Reena: How do they get the kids to do that in today's social media addict world?
Benoit: I just talked about this too on my way back. It's funny. There is this "formula." I'm part of the church called Yongnak Church. It's one of the Korean megachurches in LA, and a lot of these kids they're like legacies. We call them Youngnak babies. Their parents used to be students and then the parents became teachers, and it's like almost like three or four generations. It's extremely, extremely internally interconnected. I think they have this unwavering trust with their peers and other classmates who are there, and I asked the kid who's in my small group, I asked him, his name is Ryan.
I said, "How are you guys able to cry just so openly in 50, 60 people?" A, having dark lights, having the lights off helps a lot, so people feel like they can be more honest, and B, he said, it's almost more embarrassing to hold your emotions back when your friends are being so radically honest. To nerd out a little bit, it's a group psychology. It's a group flow. Why is music festivals, why are these concerts so riveting? Why do people emote and have these group almost psychedelic experience without the substances? Because you are moved by this collective entity and this collective movement.

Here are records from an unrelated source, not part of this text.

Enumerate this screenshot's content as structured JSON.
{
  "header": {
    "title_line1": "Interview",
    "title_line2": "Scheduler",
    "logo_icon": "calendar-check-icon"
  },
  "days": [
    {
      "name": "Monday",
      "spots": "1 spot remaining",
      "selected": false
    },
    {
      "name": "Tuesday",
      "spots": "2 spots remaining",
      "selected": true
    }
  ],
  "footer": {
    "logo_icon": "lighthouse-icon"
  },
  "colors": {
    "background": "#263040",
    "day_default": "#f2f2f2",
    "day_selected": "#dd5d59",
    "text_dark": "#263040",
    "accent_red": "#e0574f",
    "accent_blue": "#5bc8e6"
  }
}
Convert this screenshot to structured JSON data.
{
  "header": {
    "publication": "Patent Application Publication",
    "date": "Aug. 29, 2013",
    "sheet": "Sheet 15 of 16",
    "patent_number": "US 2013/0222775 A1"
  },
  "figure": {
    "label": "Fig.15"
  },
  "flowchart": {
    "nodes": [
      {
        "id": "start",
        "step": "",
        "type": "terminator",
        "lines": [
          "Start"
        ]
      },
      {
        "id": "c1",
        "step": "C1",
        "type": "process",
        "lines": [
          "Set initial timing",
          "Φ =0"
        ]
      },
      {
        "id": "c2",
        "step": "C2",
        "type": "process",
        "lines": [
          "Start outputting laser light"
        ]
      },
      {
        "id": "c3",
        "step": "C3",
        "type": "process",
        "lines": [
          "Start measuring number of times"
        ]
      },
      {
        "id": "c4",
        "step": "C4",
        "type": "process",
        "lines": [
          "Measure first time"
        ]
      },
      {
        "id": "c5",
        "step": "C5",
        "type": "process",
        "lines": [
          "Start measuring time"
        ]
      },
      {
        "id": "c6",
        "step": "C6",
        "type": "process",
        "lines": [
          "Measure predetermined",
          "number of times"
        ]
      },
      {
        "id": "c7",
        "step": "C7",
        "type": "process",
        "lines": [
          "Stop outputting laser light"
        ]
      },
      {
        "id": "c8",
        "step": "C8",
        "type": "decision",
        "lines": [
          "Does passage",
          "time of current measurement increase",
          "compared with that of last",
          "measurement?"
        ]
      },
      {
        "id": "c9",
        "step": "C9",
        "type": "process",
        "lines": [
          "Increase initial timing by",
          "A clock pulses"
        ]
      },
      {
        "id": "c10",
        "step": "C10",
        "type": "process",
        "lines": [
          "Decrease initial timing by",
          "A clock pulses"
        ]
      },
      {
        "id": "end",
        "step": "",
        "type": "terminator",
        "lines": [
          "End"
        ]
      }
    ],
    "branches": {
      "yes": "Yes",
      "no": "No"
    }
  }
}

The psychology behind group flow is fascinating. Where a lot of people who go on riots and these very violent behaviors and these circumstances, a lot of those individuals by themselves they will never do such a thing. They will never even harm a fly, but you put them in this group where they're emoting, whether through anger, resentments or whatever emotions, positive or negative, they just get activated, and it's almost like the hormones are being synced. I feel like all that helps with people feeling more comfortable, but at the end of the day, it comes to emotional safety. They feel safe and they f
Great segment with Celia....so much confidence and wisdom from a young lady. Her makeup tips were on point especially coming from a woman that does not know how to put on makeup and pay others when I need it done for special occasions. The most I do myself is eyeliner, mascara, and maybe some foundation...then of course I keep my eyebrows groomed via threading. Love to hear the resilience that she stopped doing cartwheels but then she found her drive back again over time and she is working on pursuing her dreams and exploring all avenues of creativity when it comes to her future aspirations. Great segment Reena you all kept the conversation rolling and interesting from mother/daughter scoop
Reena is absolutely awesome! Don’t ever miss this podcast!
Reena asks what no one else asks. She is a phenomenal interviewer.